28 September 2007
By Rory MacLean
In the 60s and the 70s, America’s Baby Boomers, born in the post-war economic boom, began to rebel against the bourgeois complacency that had set in. Campuses were wracked by sit-ins, bra-burning pickets and antiwar demonstrations that have had consequences far beyond their place and time.
The Beats formed the vanguard of this rebellion. Best experienced in the alternatingly -- or even simultaneously -- nutty and dense poetry of Allen Ginsberg and Lawrence Ferlinghetti, Ken Kesey’s edgy, anti-establishment classic One Flew Over Cuckoo’s Nest, and Jack Kerouac’s charmingly neurotic On The Road that conveys a generation’s heady sense of new-found liberation, the Beats made the pursuit of self-knowledge to counter ‘spiritual emptiness’, hip.
Thus began another shopping spree to enrich the soul in the spiritual supermarkets of the East. Armed with plenty of luggage, charming naivety, and LSD, the first crop of dropouts set out via Istanbul, travelling overland through neighbouring Iran, Afghanistan, Pakistan and India, finally settling down, sometimes literally, in Nepal.

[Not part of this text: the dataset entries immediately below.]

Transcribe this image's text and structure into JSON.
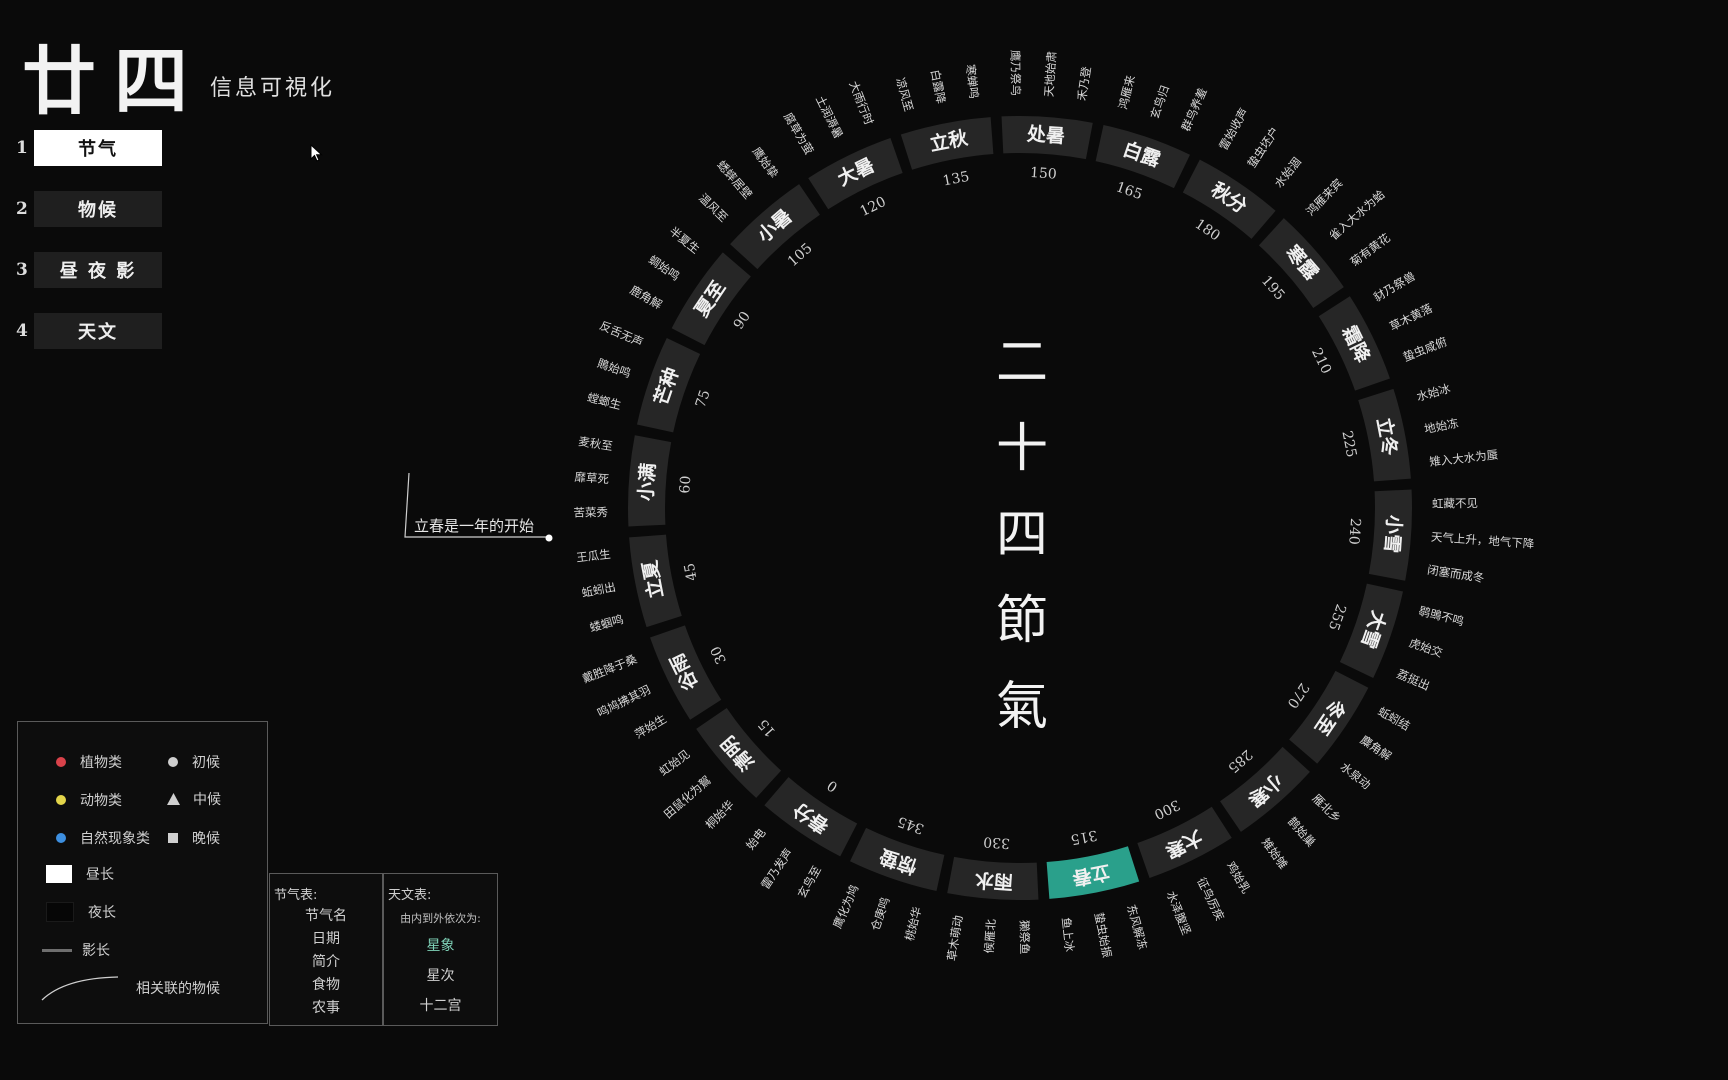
{
  "header": {
    "title": "廿四",
    "subtitle": "信息可視化"
  },
  "menu": [
    {
      "num": "1",
      "label": "节气",
      "active": true
    },
    {
      "num": "2",
      "label": "物候",
      "active": false
    },
    {
      "num": "3",
      "label": "昼 夜 影",
      "active": false
    },
    {
      "num": "4",
      "label": "天文",
      "active": false
    }
  ],
  "center_title": [
    "二",
    "十",
    "四",
    "節",
    "氣"
  ],
  "callout": {
    "text": "立春是一年的开始"
  },
  "colors": {
    "accent": "#2aa08b",
    "plant": "#d9424a",
    "animal": "#e3d54a",
    "nature": "#3d8fe0",
    "segment": "#262626"
  },
  "legend": {
    "plant": "植物类",
    "initial": "初候",
    "animal": "动物类",
    "middle": "中候",
    "nature": "自然现象类",
    "late": "晚候",
    "day": "昼长",
    "night": "夜长",
    "shadow": "影长",
    "related": "相关联的物候"
  },
  "table_a": {
    "title": "节气表:",
    "rows": [
      "节气名",
      "日期",
      "简介",
      "食物",
      "农事"
    ]
  },
  "table_b": {
    "title": "天文表:",
    "sub": "由内到外依次为:",
    "rows": [
      "星象",
      "星次",
      "十二宫"
    ]
  },
  "wheel": {
    "terms": [
      {
        "name": "立春",
        "deg": 315
      },
      {
        "name": "雨水",
        "deg": 330
      },
      {
        "name": "惊蛰",
        "deg": 345
      },
      {
        "name": "春分",
        "deg": 0
      },
      {
        "name": "清明",
        "deg": 15
      },
      {
        "name": "谷雨",
        "deg": 30
      },
      {
        "name": "立夏",
        "deg": 45
      },
      {
        "name": "小满",
        "deg": 60
      },
      {
        "name": "芒种",
        "deg": 75
      },
      {
        "name": "夏至",
        "deg": 90
      },
      {
        "name": "小暑",
        "deg": 105
      },
      {
        "name": "大暑",
        "deg": 120
      },
      {
        "name": "立秋",
        "deg": 135
      },
      {
        "name": "处暑",
        "deg": 150
      },
      {
        "name": "白露",
        "deg": 165
      },
      {
        "name": "秋分",
        "deg": 180
      },
      {
        "name": "寒露",
        "deg": 195
      },
      {
        "name": "霜降",
        "deg": 210
      },
      {
        "name": "立冬",
        "deg": 225
      },
      {
        "name": "小雪",
        "deg": 240
      },
      {
        "name": "大雪",
        "deg": 255
      },
      {
        "name": "冬至",
        "deg": 270
      },
      {
        "name": "小寒",
        "deg": 285
      },
      {
        "name": "大寒",
        "deg": 300
      }
    ],
    "selected": "立春",
    "phenology": [
      "东风解冻",
      "蛰虫始振",
      "鱼上冰",
      "獭祭鱼",
      "候雁北",
      "草木萌动",
      "桃始华",
      "仓庚鸣",
      "鹰化为鸠",
      "玄鸟至",
      "雷乃发声",
      "始电",
      "桐始华",
      "田鼠化为鴽",
      "虹始见",
      "萍始生",
      "鸣鸠拂其羽",
      "戴胜降于桑",
      "蝼蝈鸣",
      "蚯蚓出",
      "王瓜生",
      "苦菜秀",
      "靡草死",
      "麦秋至",
      "螳螂生",
      "鵙始鸣",
      "反舌无声",
      "鹿角解",
      "蜩始鸣",
      "半夏生",
      "温风至",
      "蟋蟀居壁",
      "鹰始挚",
      "腐草为萤",
      "土润溽暑",
      "大雨行时",
      "凉风至",
      "白露降",
      "寒蝉鸣",
      "鹰乃祭鸟",
      "天地始肃",
      "禾乃登",
      "鸿雁来",
      "玄鸟归",
      "群鸟养羞",
      "雷始收声",
      "蛰虫坯户",
      "水始涸",
      "鸿雁来宾",
      "雀入大水为蛤",
      "菊有黄花",
      "豺乃祭兽",
      "草木黄落",
      "蛰虫咸俯",
      "水始冰",
      "地始冻",
      "雉入大水为蜃",
      "虹藏不见",
      "天气上升，地气下降",
      "闭塞而成冬",
      "鹖鴠不鸣",
      "虎始交",
      "荔挺出",
      "蚯蚓结",
      "麋角解",
      "水泉动",
      "雁北乡",
      "鹊始巢",
      "雉始雊",
      "鸡始乳",
      "征鸟厉疾",
      "水泽腹坚"
    ]
  }
}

Their default modes of transportation were decrepit buses with broken springs and iffy brakes, condemned vehicles meant to be flogged for a profit in Pakistan. “The secret for a successful trip was to get the passengers smoking chillum dope pipes before breakfast.” Not to mention the seats at back of the bus, joined together into a “love bunk.” The bus operator would take his vehicle around the European cities, stop at places frequented by the hippies, and shout, “Anyone for India?”
“Where’s you guys going?” the passengers would be asked by other hopeful hippies along the way. “Nirvana”, the passengers would reply. Dog-eared copies of Herman Hesse’s Siddhartha became their Lonely Planet, and kept alive their spiritual hunger through their tortuous jaunt. A generation was initiated into a life less ordinary with the seed mantra: ‘Turn on, tune in, drop out.’
MacLean, a Canadian travel writer, retraces this journey from Turkey to Nepal in a wispy account that even takes the trouble to think of big themes: What was the legacy of the hippies? Did they, by “vaunting their personal freedom”, start the Iranian revolution? The Khomeini-led Islamists grabbed power from the pro-West Shah to create one of the most rabid anti-West, anti-liberal regimes on earth. Did freedom forge its own shackles?
Fortuitously, in Istanbul, MacLean meets Penny, “an original flower girl”, once a sprite, now limping with a replaced hip, who takes him around the city on a there-are-places-I-remember tour. With indelible signs everywhere of the change that “the Intrepids” wrought in the face and pace of many an anonymous town and village, the reader shares MacLean’s excitement that he is on to something.
Even in the black-hole of Iran, where time and history have lost their meaning, MacLean finds trenchant connections between the hippies and the country that blocked the hippie trail when it became a repressive theocracy in 1979. Here he meets tangy Laleh, who runs a private English language institute in Tehran; wears the veil “out of loyalty” to her parents, her society, her traditions; and holds protest sit-ins regularly with a duct-tape gag over her mouth at the university gates.
Later, at a party hosted by her brother to announce their imminent migration to France, women guests, Laleh included, slip off their chadors to reveal “skimpy miniskirts and teetering heels.” When the Janus-faced Laleh, the symbol of two Irans, admonishes the hippies and their counterculture for “the dislocation and the fragmentation” they have caused to the western societies, it imparts MacLean’s quest substance.
But only fleetingly. Magic Bus sputters as soon as it leaves the Iranian border. His grand project forgotten, MacLean seems content covering Afghanistan, Pakistan, India, and Nepal like any other foreign correspondent. If these places have changed, for better or worse, it is without a leg up from the Magic Bus passengers. MacLean settles for commonplace observations on, for example, the contrast between the modern and the eternal India, unable to appreciate the fact that India, like the big Leviathan, swallows everything -- even stoned hippies.
Sadly, in the end Magic Bus turns out to be a spaced out trip livened up with a sprinkling of apocryphal tales about a generation's yen for freedom, individuality, and doing one’s own thing. The flower-power generation's double-edged legacy, of self-seeking instant gratification and self-empowerment, remains as elusive as it is all-prevelant. Perhaps, MacLean was too distracted to notice it mocking him from the billboards of the Nescafes and the Benettons, who sell their wares to the world using its now chic aspirations.